PROBLEM REQUIREMENTS >>
Every line of the entries below that carries the string "this" should be copied.

LISTED RECORDS: Begin

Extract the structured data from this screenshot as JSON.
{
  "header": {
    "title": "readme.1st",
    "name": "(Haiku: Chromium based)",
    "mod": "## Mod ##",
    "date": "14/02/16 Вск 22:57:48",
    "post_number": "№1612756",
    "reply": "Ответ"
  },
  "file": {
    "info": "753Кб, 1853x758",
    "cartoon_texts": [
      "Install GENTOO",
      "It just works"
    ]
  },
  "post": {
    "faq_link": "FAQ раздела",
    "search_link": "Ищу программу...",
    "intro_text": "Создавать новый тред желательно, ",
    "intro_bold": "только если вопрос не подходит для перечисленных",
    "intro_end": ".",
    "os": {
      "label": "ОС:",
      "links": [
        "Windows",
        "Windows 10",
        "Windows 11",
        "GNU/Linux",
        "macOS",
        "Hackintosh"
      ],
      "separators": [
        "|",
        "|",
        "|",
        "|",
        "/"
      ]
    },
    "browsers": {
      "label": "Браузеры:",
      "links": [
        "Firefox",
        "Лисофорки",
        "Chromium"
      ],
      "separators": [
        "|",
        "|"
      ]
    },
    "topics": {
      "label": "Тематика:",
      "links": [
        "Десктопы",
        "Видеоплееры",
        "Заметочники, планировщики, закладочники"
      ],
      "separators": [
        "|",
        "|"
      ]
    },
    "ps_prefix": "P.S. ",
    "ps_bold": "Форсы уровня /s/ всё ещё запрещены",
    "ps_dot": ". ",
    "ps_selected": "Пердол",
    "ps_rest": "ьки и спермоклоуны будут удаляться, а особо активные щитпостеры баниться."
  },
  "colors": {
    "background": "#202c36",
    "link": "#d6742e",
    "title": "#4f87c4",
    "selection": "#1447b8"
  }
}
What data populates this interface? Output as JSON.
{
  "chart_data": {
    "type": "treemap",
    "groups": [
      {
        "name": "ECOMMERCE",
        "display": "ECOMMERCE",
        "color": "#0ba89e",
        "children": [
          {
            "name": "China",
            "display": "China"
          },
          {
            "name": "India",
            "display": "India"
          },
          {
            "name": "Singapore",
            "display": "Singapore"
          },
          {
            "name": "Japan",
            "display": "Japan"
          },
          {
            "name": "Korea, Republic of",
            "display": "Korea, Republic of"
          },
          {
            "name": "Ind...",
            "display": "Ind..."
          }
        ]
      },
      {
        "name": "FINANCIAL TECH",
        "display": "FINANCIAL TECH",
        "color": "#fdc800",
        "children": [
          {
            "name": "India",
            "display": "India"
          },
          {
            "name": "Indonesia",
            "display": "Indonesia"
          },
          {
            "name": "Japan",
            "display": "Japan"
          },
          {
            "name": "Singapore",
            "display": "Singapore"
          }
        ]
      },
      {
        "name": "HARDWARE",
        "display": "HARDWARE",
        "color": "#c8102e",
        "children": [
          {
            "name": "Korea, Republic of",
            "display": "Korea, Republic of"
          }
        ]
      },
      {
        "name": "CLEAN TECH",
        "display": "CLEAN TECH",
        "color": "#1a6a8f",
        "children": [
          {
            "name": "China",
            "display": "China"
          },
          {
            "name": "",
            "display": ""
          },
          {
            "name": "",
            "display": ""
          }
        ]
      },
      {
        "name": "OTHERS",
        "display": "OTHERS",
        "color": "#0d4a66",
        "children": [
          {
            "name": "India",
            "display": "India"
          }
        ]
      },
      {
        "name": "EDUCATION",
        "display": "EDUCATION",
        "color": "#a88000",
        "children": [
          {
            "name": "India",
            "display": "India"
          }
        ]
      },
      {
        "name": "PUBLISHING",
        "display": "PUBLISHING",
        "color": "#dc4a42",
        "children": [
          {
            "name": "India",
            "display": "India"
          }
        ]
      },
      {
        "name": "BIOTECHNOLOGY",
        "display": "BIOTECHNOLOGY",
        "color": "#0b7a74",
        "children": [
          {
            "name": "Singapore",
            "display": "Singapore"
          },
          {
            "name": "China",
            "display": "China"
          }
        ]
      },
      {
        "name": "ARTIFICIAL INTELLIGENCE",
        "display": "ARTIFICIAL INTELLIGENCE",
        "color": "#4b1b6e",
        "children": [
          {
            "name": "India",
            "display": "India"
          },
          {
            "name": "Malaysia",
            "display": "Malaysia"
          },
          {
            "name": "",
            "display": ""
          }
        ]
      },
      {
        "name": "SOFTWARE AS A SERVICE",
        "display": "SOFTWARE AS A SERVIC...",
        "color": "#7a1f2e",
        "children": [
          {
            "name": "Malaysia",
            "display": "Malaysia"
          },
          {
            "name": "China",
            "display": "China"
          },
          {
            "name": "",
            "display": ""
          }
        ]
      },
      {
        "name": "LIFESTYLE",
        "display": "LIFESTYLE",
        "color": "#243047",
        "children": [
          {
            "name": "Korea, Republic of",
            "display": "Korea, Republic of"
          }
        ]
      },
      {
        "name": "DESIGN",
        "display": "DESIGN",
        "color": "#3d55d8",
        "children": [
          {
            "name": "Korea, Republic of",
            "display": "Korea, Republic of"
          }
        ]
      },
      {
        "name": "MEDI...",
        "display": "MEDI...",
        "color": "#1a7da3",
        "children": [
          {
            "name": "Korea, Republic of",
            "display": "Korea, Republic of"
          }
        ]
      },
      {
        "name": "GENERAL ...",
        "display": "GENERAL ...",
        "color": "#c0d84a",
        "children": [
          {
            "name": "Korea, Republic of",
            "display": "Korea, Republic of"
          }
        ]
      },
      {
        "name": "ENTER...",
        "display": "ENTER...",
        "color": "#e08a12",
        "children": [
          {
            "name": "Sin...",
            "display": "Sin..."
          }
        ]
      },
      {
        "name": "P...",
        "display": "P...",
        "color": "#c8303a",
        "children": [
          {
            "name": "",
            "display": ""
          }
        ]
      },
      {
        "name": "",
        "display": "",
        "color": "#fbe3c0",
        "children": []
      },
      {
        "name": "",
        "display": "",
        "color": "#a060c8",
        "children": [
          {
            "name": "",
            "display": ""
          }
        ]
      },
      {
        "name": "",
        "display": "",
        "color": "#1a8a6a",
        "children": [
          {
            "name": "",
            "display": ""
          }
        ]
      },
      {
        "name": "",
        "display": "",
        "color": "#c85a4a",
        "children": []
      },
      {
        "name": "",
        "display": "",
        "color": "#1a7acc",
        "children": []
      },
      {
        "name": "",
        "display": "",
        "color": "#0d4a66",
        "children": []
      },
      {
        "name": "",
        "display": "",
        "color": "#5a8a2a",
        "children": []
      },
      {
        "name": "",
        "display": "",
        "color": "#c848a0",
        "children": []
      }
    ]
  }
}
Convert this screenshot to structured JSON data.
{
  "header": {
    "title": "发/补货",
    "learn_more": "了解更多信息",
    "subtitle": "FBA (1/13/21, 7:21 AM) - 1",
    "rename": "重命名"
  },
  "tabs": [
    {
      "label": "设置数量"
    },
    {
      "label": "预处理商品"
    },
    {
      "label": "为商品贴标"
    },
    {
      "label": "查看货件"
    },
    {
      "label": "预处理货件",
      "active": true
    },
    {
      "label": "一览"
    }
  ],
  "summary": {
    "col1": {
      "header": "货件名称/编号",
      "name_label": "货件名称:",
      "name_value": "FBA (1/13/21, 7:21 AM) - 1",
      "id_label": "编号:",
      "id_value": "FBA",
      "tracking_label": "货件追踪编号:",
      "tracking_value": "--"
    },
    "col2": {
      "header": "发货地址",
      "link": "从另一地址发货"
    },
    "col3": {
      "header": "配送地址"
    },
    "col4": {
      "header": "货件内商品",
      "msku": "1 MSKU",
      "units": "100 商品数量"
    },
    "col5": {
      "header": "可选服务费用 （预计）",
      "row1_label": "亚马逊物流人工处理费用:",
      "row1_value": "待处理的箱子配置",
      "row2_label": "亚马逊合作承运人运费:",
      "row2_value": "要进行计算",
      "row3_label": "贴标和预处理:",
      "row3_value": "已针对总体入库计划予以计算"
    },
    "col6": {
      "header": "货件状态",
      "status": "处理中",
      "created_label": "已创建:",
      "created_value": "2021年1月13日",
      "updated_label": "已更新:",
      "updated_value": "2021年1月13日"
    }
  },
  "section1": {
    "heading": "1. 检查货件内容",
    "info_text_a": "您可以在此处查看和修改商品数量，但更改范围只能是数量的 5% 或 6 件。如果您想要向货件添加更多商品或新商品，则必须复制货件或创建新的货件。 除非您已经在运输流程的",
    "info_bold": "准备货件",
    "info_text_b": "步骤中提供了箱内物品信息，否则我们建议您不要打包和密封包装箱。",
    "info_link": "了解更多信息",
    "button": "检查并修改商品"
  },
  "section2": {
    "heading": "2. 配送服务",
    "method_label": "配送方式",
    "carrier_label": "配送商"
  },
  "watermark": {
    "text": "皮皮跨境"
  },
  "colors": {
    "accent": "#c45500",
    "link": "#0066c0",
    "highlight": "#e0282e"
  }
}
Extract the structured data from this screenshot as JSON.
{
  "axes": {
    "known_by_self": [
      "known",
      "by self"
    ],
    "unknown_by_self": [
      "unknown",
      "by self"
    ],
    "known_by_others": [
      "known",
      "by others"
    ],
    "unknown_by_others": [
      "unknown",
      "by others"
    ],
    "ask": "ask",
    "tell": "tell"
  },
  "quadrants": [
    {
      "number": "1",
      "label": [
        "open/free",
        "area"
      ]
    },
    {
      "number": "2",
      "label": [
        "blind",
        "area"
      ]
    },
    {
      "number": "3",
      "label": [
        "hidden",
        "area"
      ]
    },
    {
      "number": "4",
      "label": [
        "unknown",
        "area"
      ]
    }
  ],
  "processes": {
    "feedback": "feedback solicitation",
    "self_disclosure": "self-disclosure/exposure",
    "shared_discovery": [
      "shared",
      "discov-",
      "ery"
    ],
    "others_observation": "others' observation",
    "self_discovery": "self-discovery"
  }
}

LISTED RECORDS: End

RESULT >>
Extract the structured data from this screenshot as JSON.
What data populates this interface? Output as JSON.
Convert this screenshot to structured JSON data.
Extract the structured data from this screenshot as JSON.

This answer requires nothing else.